## EXERCISE DESCRIPTION
Below are some entries; write out each one of them exactly.

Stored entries
[Start of Attachment]
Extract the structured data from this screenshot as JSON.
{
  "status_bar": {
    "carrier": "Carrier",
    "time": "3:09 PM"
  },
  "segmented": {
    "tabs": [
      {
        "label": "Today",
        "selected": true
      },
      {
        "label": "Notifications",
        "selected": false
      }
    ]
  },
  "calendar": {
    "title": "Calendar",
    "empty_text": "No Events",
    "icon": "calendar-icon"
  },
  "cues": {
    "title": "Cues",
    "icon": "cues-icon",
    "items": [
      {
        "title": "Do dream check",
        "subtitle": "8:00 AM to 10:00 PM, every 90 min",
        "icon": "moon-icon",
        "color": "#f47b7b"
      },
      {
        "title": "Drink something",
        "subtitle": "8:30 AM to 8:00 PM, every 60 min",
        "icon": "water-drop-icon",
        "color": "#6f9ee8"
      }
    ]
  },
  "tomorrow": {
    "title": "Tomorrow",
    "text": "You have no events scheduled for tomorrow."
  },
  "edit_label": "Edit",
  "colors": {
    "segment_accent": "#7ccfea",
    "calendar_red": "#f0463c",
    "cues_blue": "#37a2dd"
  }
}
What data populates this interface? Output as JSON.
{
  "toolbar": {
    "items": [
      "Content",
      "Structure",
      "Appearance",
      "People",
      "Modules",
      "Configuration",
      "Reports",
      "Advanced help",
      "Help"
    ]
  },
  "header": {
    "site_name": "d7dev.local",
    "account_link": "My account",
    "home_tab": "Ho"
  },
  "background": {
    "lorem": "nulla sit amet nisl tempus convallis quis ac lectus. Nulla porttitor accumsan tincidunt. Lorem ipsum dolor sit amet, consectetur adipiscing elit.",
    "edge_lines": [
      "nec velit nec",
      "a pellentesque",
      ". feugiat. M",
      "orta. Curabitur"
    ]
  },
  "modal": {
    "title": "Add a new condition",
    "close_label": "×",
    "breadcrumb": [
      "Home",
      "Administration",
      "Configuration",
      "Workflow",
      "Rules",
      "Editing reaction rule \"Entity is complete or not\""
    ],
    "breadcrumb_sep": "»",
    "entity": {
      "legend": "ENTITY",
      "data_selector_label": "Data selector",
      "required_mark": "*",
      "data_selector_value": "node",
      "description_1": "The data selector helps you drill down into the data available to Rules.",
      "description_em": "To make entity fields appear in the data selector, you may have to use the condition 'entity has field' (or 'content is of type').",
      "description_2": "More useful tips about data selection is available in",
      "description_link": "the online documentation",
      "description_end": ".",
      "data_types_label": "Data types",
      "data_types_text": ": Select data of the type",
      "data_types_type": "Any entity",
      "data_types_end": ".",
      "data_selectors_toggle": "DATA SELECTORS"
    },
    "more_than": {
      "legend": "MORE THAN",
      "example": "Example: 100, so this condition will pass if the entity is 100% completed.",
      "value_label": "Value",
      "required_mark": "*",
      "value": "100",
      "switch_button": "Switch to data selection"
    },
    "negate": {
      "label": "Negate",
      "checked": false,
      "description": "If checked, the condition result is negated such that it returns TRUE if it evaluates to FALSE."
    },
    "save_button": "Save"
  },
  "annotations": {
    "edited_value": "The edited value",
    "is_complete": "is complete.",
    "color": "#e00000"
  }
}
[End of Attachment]
## WORKED SOLUTION
Extract the structured data from this screenshot as JSON.
{
  "status_bar": {
    "carrier": "Carrier",
    "time": "3:09 PM"
  },
  "segmented": {
    "tabs": [
      {
        "label": "Today",
        "selected": true
      },
      {
        "label": "Notifications",
        "selected": false
      }
    ]
  },
  "calendar": {
    "title": "Calendar",
    "empty_text": "No Events",
    "icon": "calendar-icon"
  },
  "cues": {
    "title": "Cues",
    "icon": "cues-icon",
    "items": [
      {
        "title": "Do dream check",
        "subtitle": "8:00 AM to 10:00 PM, every 90 min",
        "icon": "moon-icon",
        "color": "#f47b7b"
      },
      {
        "title": "Drink something",
        "subtitle": "8:30 AM to 8:00 PM, every 60 min",
        "icon": "water-drop-icon",
        "color": "#6f9ee8"
      }
    ]
  },
  "tomorrow": {
    "title": "Tomorrow",
    "text": "You have no events scheduled for tomorrow."
  },
  "edit_label": "Edit",
  "colors": {
    "segment_accent": "#7ccfea",
    "calendar_red": "#f0463c",
    "cues_blue": "#37a2dd"
  }
}
What data populates this interface? Output as JSON.
{
  "toolbar": {
    "items": [
      "Content",
      "Structure",
      "Appearance",
      "People",
      "Modules",
      "Configuration",
      "Reports",
      "Advanced help",
      "Help"
    ]
  },
  "header": {
    "site_name": "d7dev.local",
    "account_link": "My account",
    "home_tab": "Ho"
  },
  "background": {
    "lorem": "nulla sit amet nisl tempus convallis quis ac lectus. Nulla porttitor accumsan tincidunt. Lorem ipsum dolor sit amet, consectetur adipiscing elit.",
    "edge_lines": [
      "nec velit nec",
      "a pellentesque",
      ". feugiat. M",
      "orta. Curabitur"
    ]
  },
  "modal": {
    "title": "Add a new condition",
    "close_label": "×",
    "breadcrumb": [
      "Home",
      "Administration",
      "Configuration",
      "Workflow",
      "Rules",
      "Editing reaction rule \"Entity is complete or not\""
    ],
    "breadcrumb_sep": "»",
    "entity": {
      "legend": "ENTITY",
      "data_selector_label": "Data selector",
      "required_mark": "*",
      "data_selector_value": "node",
      "description_1": "The data selector helps you drill down into the data available to Rules.",
      "description_em": "To make entity fields appear in the data selector, you may have to use the condition 'entity has field' (or 'content is of type').",
      "description_2": "More useful tips about data selection is available in",
      "description_link": "the online documentation",
      "description_end": ".",
      "data_types_label": "Data types",
      "data_types_text": ": Select data of the type",
      "data_types_type": "Any entity",
      "data_types_end": ".",
      "data_selectors_toggle": "DATA SELECTORS"
    },
    "more_than": {
      "legend": "MORE THAN",
      "example": "Example: 100, so this condition will pass if the entity is 100% completed.",
      "value_label": "Value",
      "required_mark": "*",
      "value": "100",
      "switch_button": "Switch to data selection"
    },
    "negate": {
      "label": "Negate",
      "checked": false,
      "description": "If checked, the condition result is negated such that it returns TRUE if it evaluates to FALSE."
    },
    "save_button": "Save"
  },
  "annotations": {
    "edited_value": "The edited value",
    "is_complete": "is complete.",
    "color": "#e00000"
  }
}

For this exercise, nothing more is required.